#### [WORK ITEM]
Return all the data exactly, keeping the pictures out.

Page and application data records

-- Opening Marker --

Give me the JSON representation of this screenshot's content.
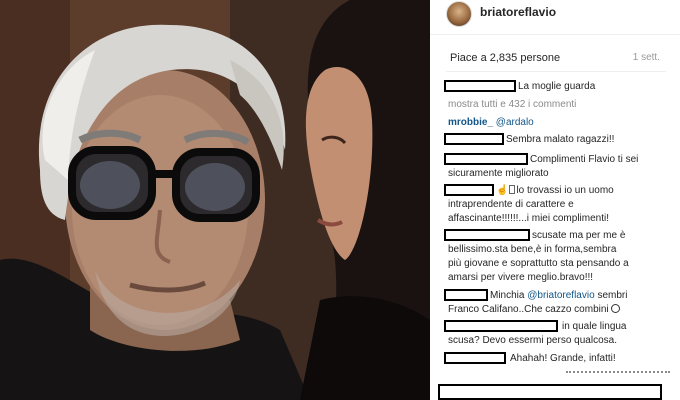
{
  "post": {
    "username": "briatoreflavio",
    "likes_text": "Piace a 2,835 persone",
    "time_ago": "1 sett."
  },
  "caption": {
    "text": "La moglie guarda",
    "view_all": "mostra tutti e 432 i commenti"
  },
  "comments": [
    {
      "author": "mrobbie_",
      "mention": "@ardalo"
    },
    {
      "text": "Sembra malato ragazzi!!"
    },
    {
      "line1": "Complimenti Flavio ti sei",
      "line2": "sicuramente migliorato"
    },
    {
      "line1": "lo trovassi io un uomo",
      "line2": "intraprendente di carattere e",
      "line3": "affascinante!!!!!!...i miei complimenti!"
    },
    {
      "line1": "scusate ma per me è",
      "line2": "bellissimo.sta bene,è in forma,sembra",
      "line3": "più giovane e soprattutto sta pensando a",
      "line4": "amarsi per vivere meglio.bravo!!!"
    },
    {
      "prefix": "Minchia",
      "mention": "@briatoreflavio",
      "suffix": "sembri",
      "line2": "Franco Califano..Che cazzo combini"
    },
    {
      "line1": "in quale lingua",
      "line2": "scusa? Devo essermi perso qualcosa."
    },
    {
      "text": "Ahahah! Grande, infatti!"
    }
  ],
  "icons": {
    "avatar": "profile-avatar",
    "hand": "pointing-hand-emoji",
    "box": "missing-glyph-box",
    "sad": "sad-face-emoji"
  },
  "colors": {
    "link": "#125688",
    "muted": "#8a8a8a",
    "text": "#262626",
    "redaction": "#000000"
  }
}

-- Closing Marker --

#### [WRITTEN REPLY]
Give me the JSON representation of this screenshot's content.
{
  "post": {
    "username": "briatoreflavio",
    "likes_text": "Piace a 2,835 persone",
    "time_ago": "1 sett."
  },
  "caption": {
    "text": "La moglie guarda",
    "view_all": "mostra tutti e 432 i commenti"
  },
  "comments": [
    {
      "author": "mrobbie_",
      "mention": "@ardalo"
    },
    {
      "text": "Sembra malato ragazzi!!"
    },
    {
      "line1": "Complimenti Flavio ti sei",
      "line2": "sicuramente migliorato"
    },
    {
      "line1": "lo trovassi io un uomo",
      "line2": "intraprendente di carattere e",
      "line3": "affascinante!!!!!!...i miei complimenti!"
    },
    {
      "line1": "scusate ma per me è",
      "line2": "bellissimo.sta bene,è in forma,sembra",
      "line3": "più giovane e soprattutto sta pensando a",
      "line4": "amarsi per vivere meglio.bravo!!!"
    },
    {
      "prefix": "Minchia",
      "mention": "@briatoreflavio",
      "suffix": "sembri",
      "line2": "Franco Califano..Che cazzo combini"
    },
    {
      "line1": "in quale lingua",
      "line2": "scusa? Devo essermi perso qualcosa."
    },
    {
      "text": "Ahahah! Grande, infatti!"
    }
  ],
  "icons": {
    "avatar": "profile-avatar",
    "hand": "pointing-hand-emoji",
    "box": "missing-glyph-box",
    "sad": "sad-face-emoji"
  },
  "colors": {
    "link": "#125688",
    "muted": "#8a8a8a",
    "text": "#262626",
    "redaction": "#000000"
  }
}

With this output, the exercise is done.